Yesterday I read a book about boundaries. Why? I had to for one of my upcoming shows. Much to my delight, I started understanding what that bandied-about term meant in relation to me, my family and friends, and my kids. Even my dogs will benefit from my reading the material.
We hear a lot in the media about boundaries. Gotta set boundaries. That’s a boundary violation. I have firm boundaries. I have no boundaries. But what does that really mean? I started thinking about how boundaries are being erased as we groove into a society where personal choice often trumps the rights of others. If my conservative religious beliefs clash with your new age beliefs, what to do? Do we go back to the tried and true boundary, which means no talking about sex, politics or religion at the dinner table?

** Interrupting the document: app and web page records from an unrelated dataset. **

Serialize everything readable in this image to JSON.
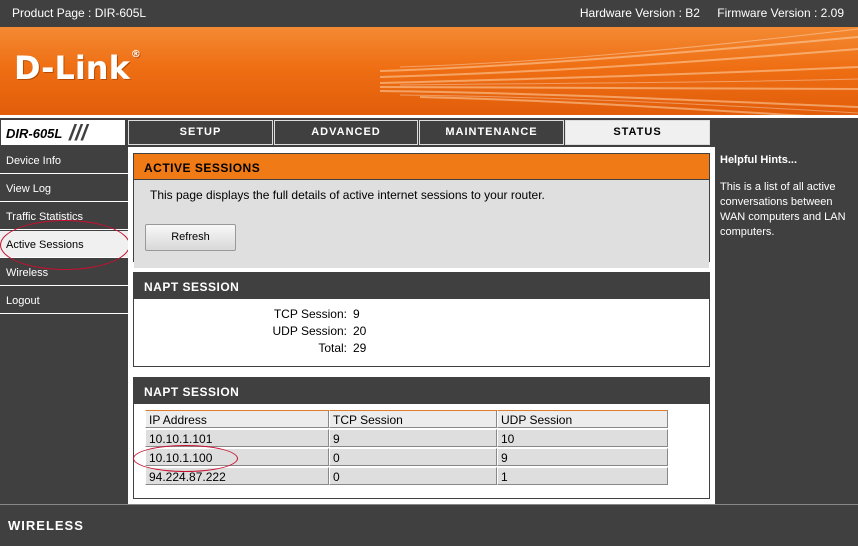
{
  "topbar": {
    "product": "Product Page : DIR-605L",
    "hardware": "Hardware Version : B2",
    "firmware": "Firmware Version : 2.09"
  },
  "brand": {
    "logo": "D-Link",
    "reg": "®",
    "model": "DIR-605L"
  },
  "tabs": [
    {
      "label": "SETUP"
    },
    {
      "label": "ADVANCED"
    },
    {
      "label": "MAINTENANCE"
    },
    {
      "label": "STATUS"
    }
  ],
  "active_tab": "STATUS",
  "sidebar": {
    "items": [
      {
        "label": "Device Info"
      },
      {
        "label": "View Log"
      },
      {
        "label": "Traffic Statistics"
      },
      {
        "label": "Active Sessions"
      },
      {
        "label": "Wireless"
      },
      {
        "label": "Logout"
      }
    ],
    "active": "Active Sessions"
  },
  "active_sessions": {
    "title": "ACTIVE SESSIONS",
    "description": "This page displays the full details of active internet sessions to your router.",
    "refresh_label": "Refresh"
  },
  "napt_summary": {
    "title": "NAPT SESSION",
    "rows": [
      {
        "label": "TCP Session:",
        "value": "9"
      },
      {
        "label": "UDP Session:",
        "value": "20"
      },
      {
        "label": "Total:",
        "value": "29"
      }
    ]
  },
  "napt_table": {
    "title": "NAPT SESSION",
    "columns": [
      "IP Address",
      "TCP Session",
      "UDP Session"
    ],
    "rows": [
      [
        "10.10.1.101",
        "9",
        "10"
      ],
      [
        "10.10.1.100",
        "0",
        "9"
      ],
      [
        "94.224.87.222",
        "0",
        "1"
      ]
    ]
  },
  "hints": {
    "title": "Helpful Hints...",
    "body": "This is a list of all active conversations between WAN computers and LAN computers."
  },
  "footer": {
    "label": "WIRELESS"
  },
  "colors": {
    "accent": "#f07a16",
    "dark": "#404040",
    "annotation": "#c8102e"
  }
}
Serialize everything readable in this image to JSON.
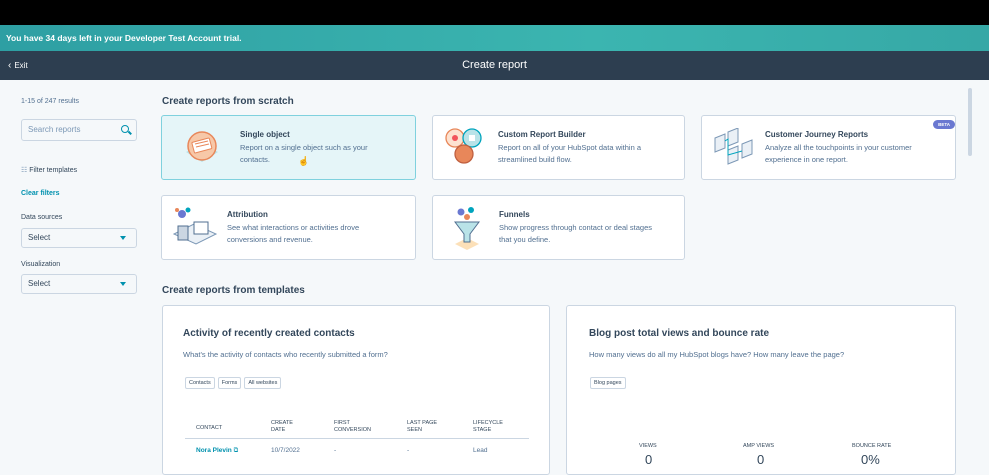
{
  "trial_banner": "You have 34 days left in your Developer Test Account trial.",
  "header": {
    "exit_label": "Exit",
    "title": "Create report"
  },
  "sidebar": {
    "results": "1-15 of 247 results",
    "search_placeholder": "Search reports",
    "filter_templates": "Filter templates",
    "clear_filters": "Clear filters",
    "data_sources_label": "Data sources",
    "data_sources_value": "Select",
    "visualization_label": "Visualization",
    "visualization_value": "Select"
  },
  "scratch": {
    "heading": "Create reports from scratch",
    "cards": [
      {
        "title": "Single object",
        "desc1": "Report on a single object such as your",
        "desc2": "contacts."
      },
      {
        "title": "Custom Report Builder",
        "desc1": "Report on all of your HubSpot data within a",
        "desc2": "streamlined build flow."
      },
      {
        "title": "Customer Journey Reports",
        "desc1": "Analyze all the touchpoints in your customer",
        "desc2": "experience in one report.",
        "badge": "BETA"
      },
      {
        "title": "Attribution",
        "desc1": "See what interactions or activities drove",
        "desc2": "conversions and revenue."
      },
      {
        "title": "Funnels",
        "desc1": "Show progress through contact or deal stages",
        "desc2": "that you define."
      }
    ]
  },
  "templates": {
    "heading": "Create reports from templates",
    "left": {
      "title": "Activity of recently created contacts",
      "desc": "What's the activity of contacts who recently submitted a form?",
      "tags": [
        "Contacts",
        "Forms",
        "All websites"
      ],
      "columns": [
        "CONTACT",
        "CREATE DATE",
        "FIRST CONVERSION",
        "LAST PAGE SEEN",
        "LIFECYCLE STAGE"
      ],
      "col_lines": [
        [
          "CONTACT",
          ""
        ],
        [
          "CREATE",
          "DATE"
        ],
        [
          "FIRST",
          "CONVERSION"
        ],
        [
          "LAST PAGE",
          "SEEN"
        ],
        [
          "LIFECYCLE",
          "STAGE"
        ]
      ],
      "row": [
        "Nora Plevin",
        "10/7/2022",
        "-",
        "-",
        "Lead"
      ]
    },
    "right": {
      "title": "Blog post total views and bounce rate",
      "desc": "How many views do all my HubSpot blogs have? How many leave the page?",
      "tags": [
        "Blog pages"
      ],
      "stats": [
        {
          "label": "VIEWS",
          "value": "0"
        },
        {
          "label": "AMP VIEWS",
          "value": "0"
        },
        {
          "label": "BOUNCE RATE",
          "value": "0%"
        }
      ]
    }
  },
  "colors": {
    "accent": "#0091ae",
    "topbar": "#2d3e50",
    "banner": "#3bb5b0",
    "selected": "#e5f5f8"
  },
  "icons": [
    "chevron-left-icon",
    "search-icon",
    "filter-icon",
    "caret-down-icon",
    "external-link-icon",
    "cursor-icon"
  ]
}
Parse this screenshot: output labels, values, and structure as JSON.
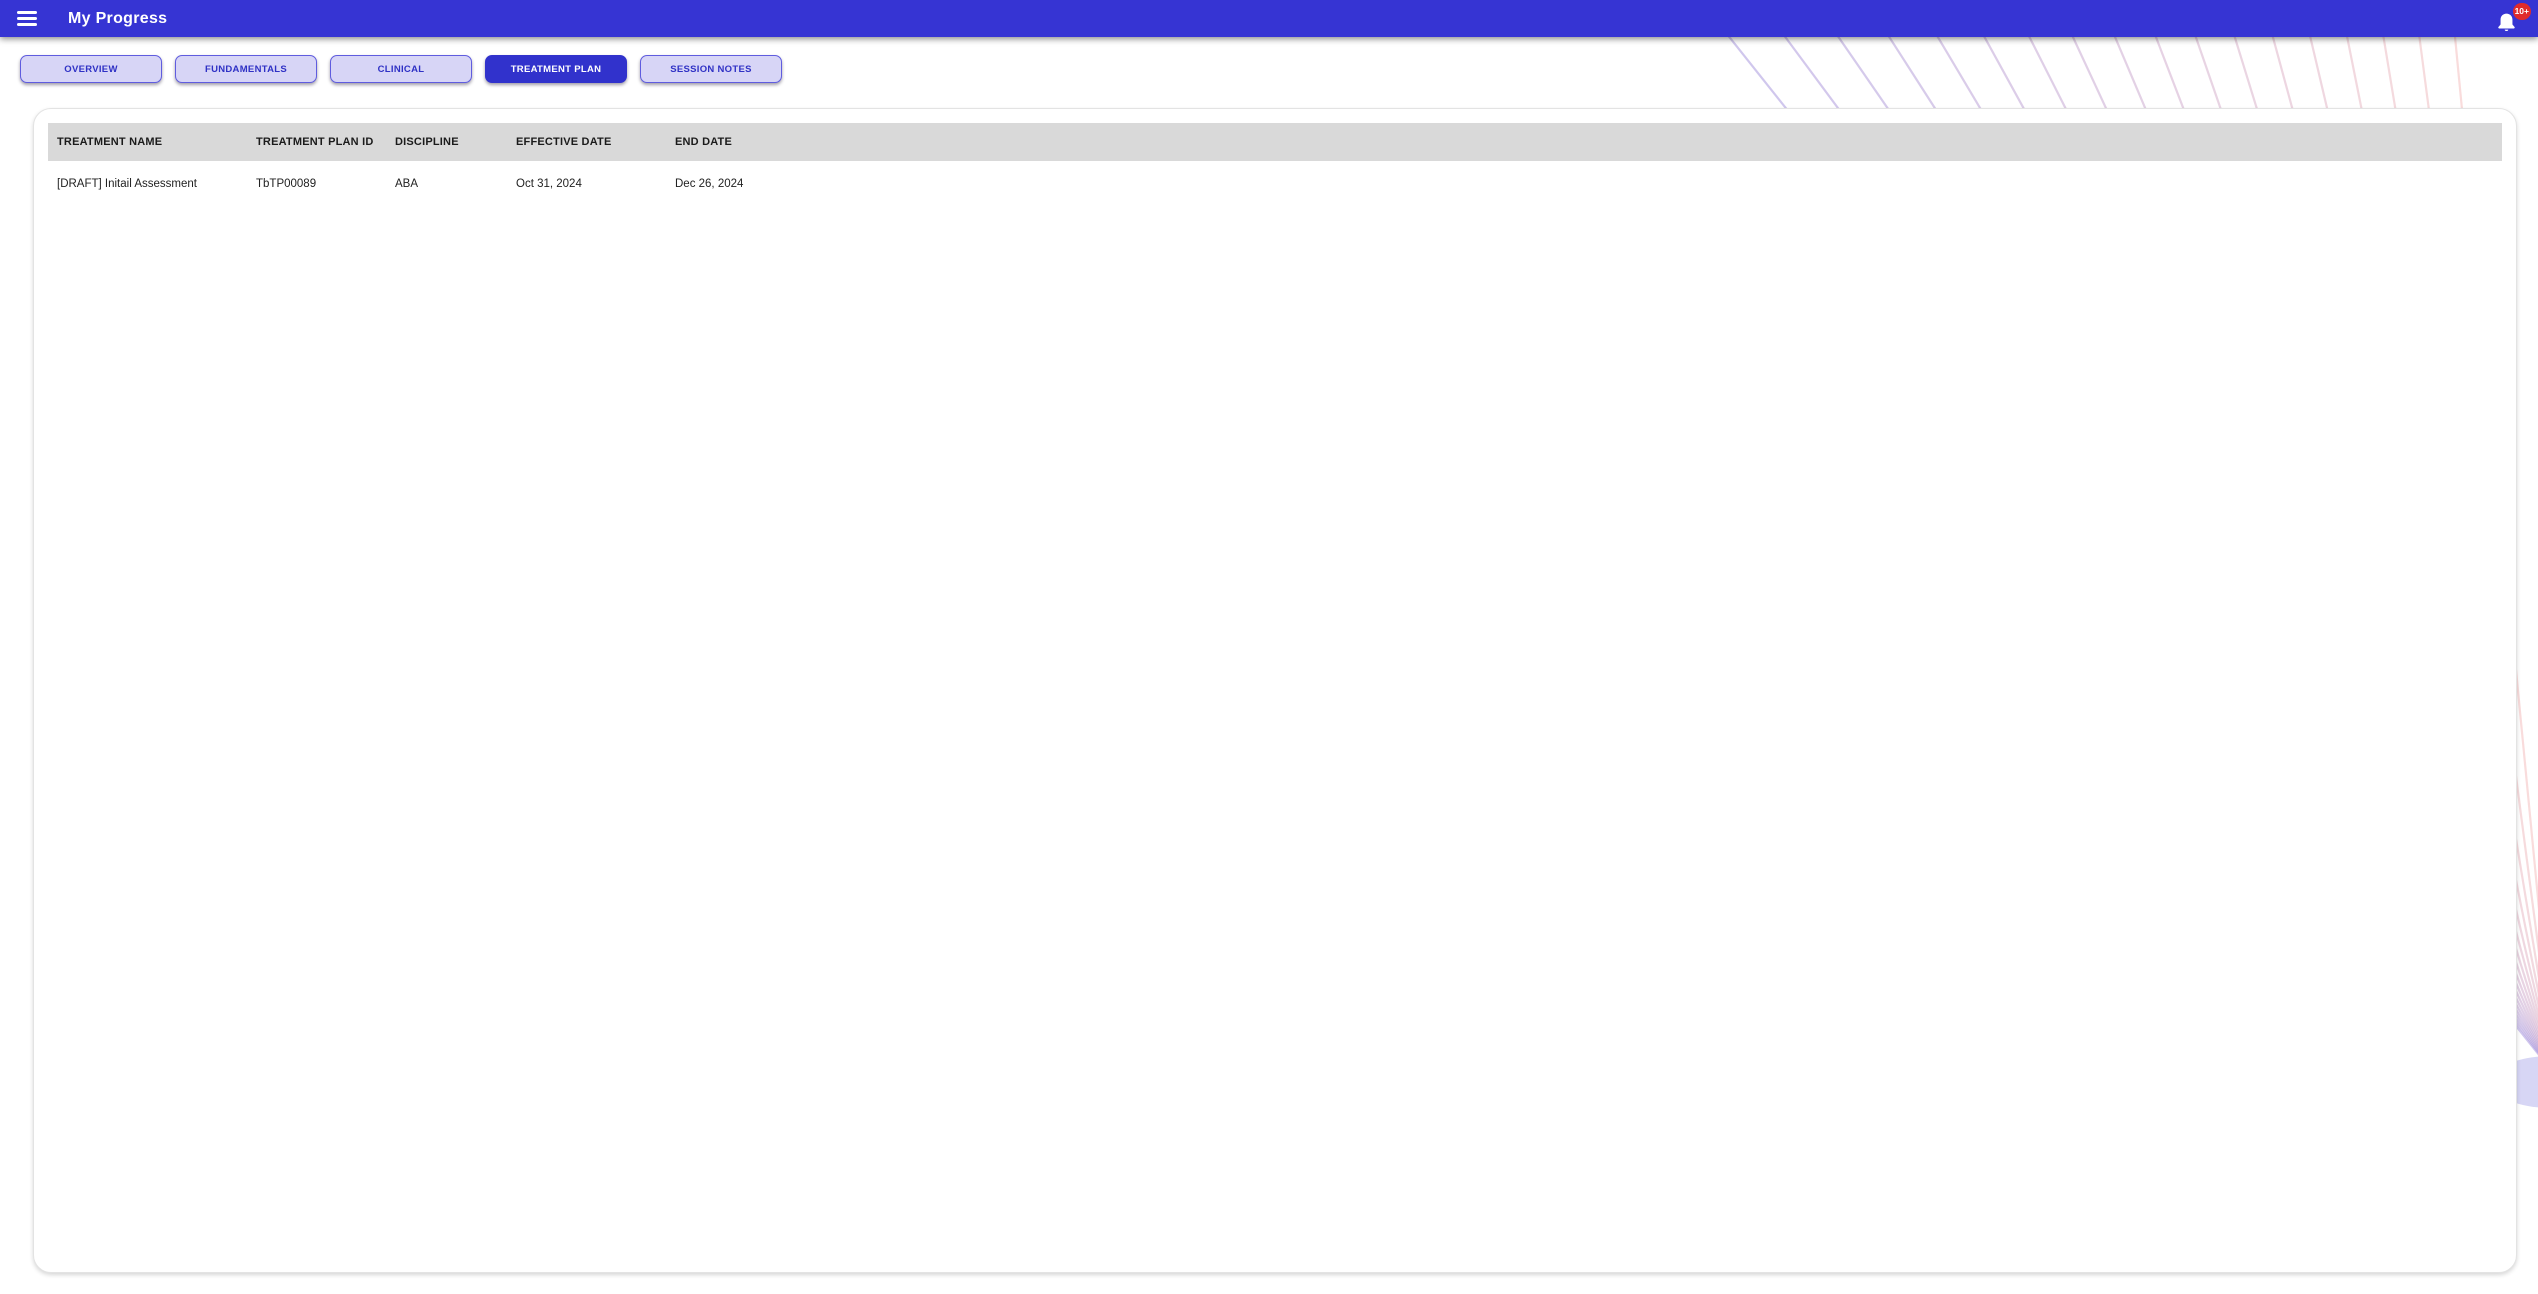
{
  "app_bar": {
    "title": "My Progress",
    "notification_count": "10+"
  },
  "colors": {
    "app_bar_bg": "#3634d3",
    "tab_active_bg": "#3132cc",
    "tab_inactive_bg": "#d7d5f6",
    "tab_border": "#5f5cdf",
    "tab_text": "#2f31c5",
    "table_header_bg": "#d9d9d9",
    "badge_red": "#e02b2b"
  },
  "tabs": [
    {
      "label": "OVERVIEW",
      "active": false
    },
    {
      "label": "FUNDAMENTALS",
      "active": false
    },
    {
      "label": "CLINICAL",
      "active": false
    },
    {
      "label": "TREATMENT PLAN",
      "active": true
    },
    {
      "label": "SESSION NOTES",
      "active": false
    }
  ],
  "table": {
    "columns": [
      "TREATMENT NAME",
      "TREATMENT PLAN ID",
      "DISCIPLINE",
      "EFFECTIVE DATE",
      "END DATE"
    ],
    "rows": [
      [
        "[DRAFT] Initail Assessment",
        "TbTP00089",
        "ABA",
        "Oct 31, 2024",
        "Dec 26, 2024"
      ]
    ]
  }
}
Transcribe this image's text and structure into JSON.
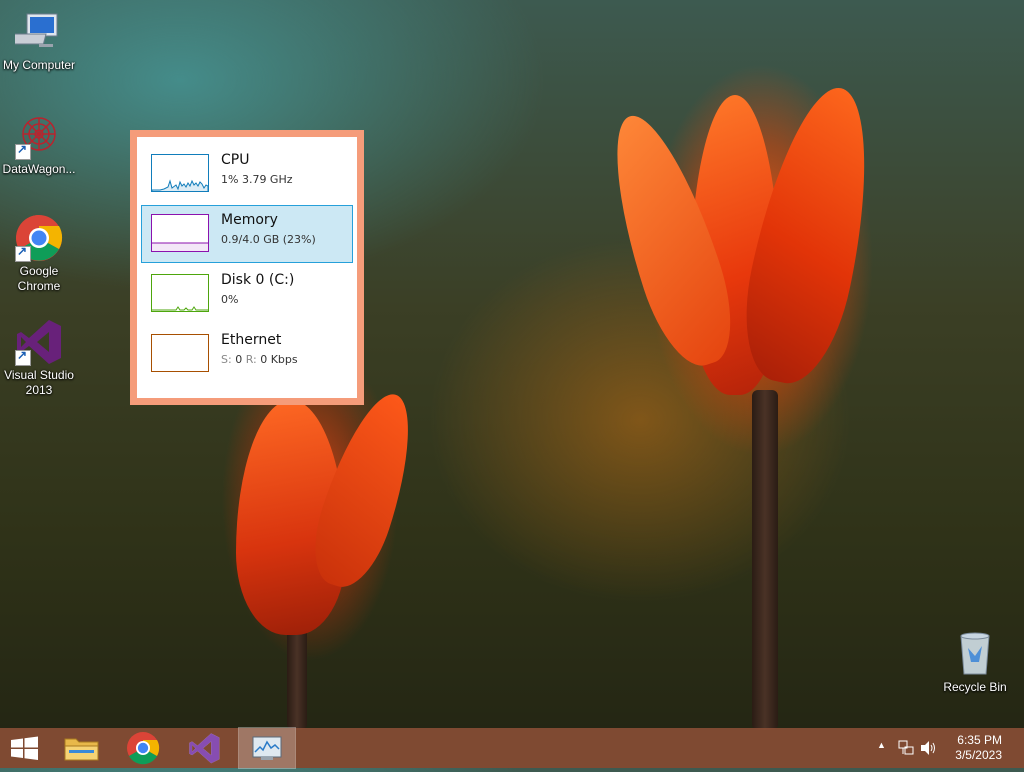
{
  "desktop": {
    "icons": [
      {
        "label": "My Computer"
      },
      {
        "label": "DataWagon..."
      },
      {
        "label": "Google Chrome"
      },
      {
        "label": "Visual Studio 2013"
      },
      {
        "label": "Recycle Bin"
      }
    ]
  },
  "task_manager": {
    "items": [
      {
        "title": "CPU",
        "detail": "1%  3.79 GHz",
        "color": "#117dbb"
      },
      {
        "title": "Memory",
        "detail": "0.9/4.0 GB (23%)",
        "color": "#8b12ae"
      },
      {
        "title": "Disk 0 (C:)",
        "detail": "0%",
        "color": "#4da60c"
      },
      {
        "title": "Ethernet",
        "detail_s_label": "S:",
        "detail_s_value": "0",
        "detail_r_label": "R:",
        "detail_r_value": "0 Kbps",
        "color": "#a74f01"
      }
    ],
    "selected": "Memory"
  },
  "taskbar": {
    "pinned": [
      "start-button",
      "file-explorer",
      "google-chrome",
      "visual-studio",
      "task-manager"
    ],
    "active": "task-manager"
  },
  "tray": {
    "time": "6:35 PM",
    "date": "3/5/2023"
  },
  "colors": {
    "panel_border": "#f59c7a",
    "selection_bg": "#cce8f4",
    "selection_border": "#26a0da",
    "taskbar": "#8c5037"
  }
}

Where do we draw the line?
I started by looking around. There are all sorts of boundaries in the universe. Violate the boundary of gravity and you are in for a big bump in the head. Violate the boundary of traffic and it’s head-on collision time. Violate the boundary of the alpha dog – as my new puppy found out – and get bit. Boundaries exist in nature – we call them rules or laws or pack order. Boundaries are a good thing because they keep us organized, safe, and we know what the rules are – at least most of us do most of the time.
I like to think of boundaries in interpersonal relationships as the set of rules that everyone needs to follow in order for me to be safe, happy and healthy. I know that sounds selfish, but with 6 billion people on the planet I’m sure I can find a few people who share the same boundaries as me and we can live harmoniously together. The rest, well, you can’t be friends with everyone.
Boundaries can be both flexible and non-negotiable. I have a few non-negotiable boundaries: don’t lie to me, don’t cheat on me, don’t steal from me, don’t hurt me, don’t take me for granted, and don’t make me feel bad.
What??? I know that last one flies in the face of the trite “No one can make you feel bad but yourself.” That may be true to someone somewhere, but people can hurt me, hurt my feelings, take my toys, and be mean to my kids. In all of those scenarios, I feel bad. I don’t wallow in it. It still affects me. So one of my boundaries is that people who “make me feel bad” have to go or I will go away. It’s that simple. And those rules apply to friends, family, co-workers and neighbors. There is no rule that says we have to spend our time with people who bring us down.
I have other boundaries that are flexible. You don’t get to come into my home and meet my family unless you have proven to me that you are honorable, trustworthy, and emotionally safe and not a threat to our happy household. Hmmm… Is there a test? What does that mean to the individual new person I meet – well, that’s up to me. It’s my choice because it is my life.
I know you are probably thinking that I am pretty full of myself. My my my! Maybe I am, but it’s only because after 40+years of walking this planet, I have followed everyone else’s boundaries – paying taxes, volunteering, being kind and considerate and helpful to others – without really thinking about what boundaries are for me. I have let people walk all over me. I have let people steal from me. I have let people cheat on me. I have stayed in a marriage with a person who hurt me out of misplaced loyalty.
When I got my divorce, I started to get a clue. I don’t have to be all things to all people. I don’t have to have everyone like me. I don’t have to be all-living and all-nurturing and all-compassionate and all-understanding because that means I am giving myself the short end of the stick. The one person I need to be all-nurturing, all-compassionate and all-understanding to is… me… and I go first.
I can say no to making a basket for the music program at school when I don’t have the time. I can say no to a dinner out with friends that I can’t afford. I can tell my kids I am tired from work and that I need them to put on their headphones so I can have some peace and quiet. Where is it written that everyone else’s needs are above my own?
Today is the day I ask myself, and all of you, to allow yourself the space to live life on your own terms and not in reaction to the needs of others and their demands. You matter. I matter. And my turning down a volunteer opportunity just means I make it available to someone else who wants to do it and has the time. That’s mighty kind of me – and mighty kind to me.
I am here to say out loud that it’s not only smart, healthy, practical, sane and safe to have boundaries (or personal rules and laws) and to hold those closest to you to those boundaries, but also vital to all of your relationships. It’s good for everyone. You really do teach people how to treat you. It’s good for your kids to learn how to teach other people to treat them right, just as it’s good to teach them how to treat others. It goes both ways.
Bouncing with Style is all about learning and growing throughout our lives. So it takes me 40 years to learn how to identify and set boundaries. We all get there eventually, hopefully as long as we keep Bouncing back from life’s challenges and learning opportunities.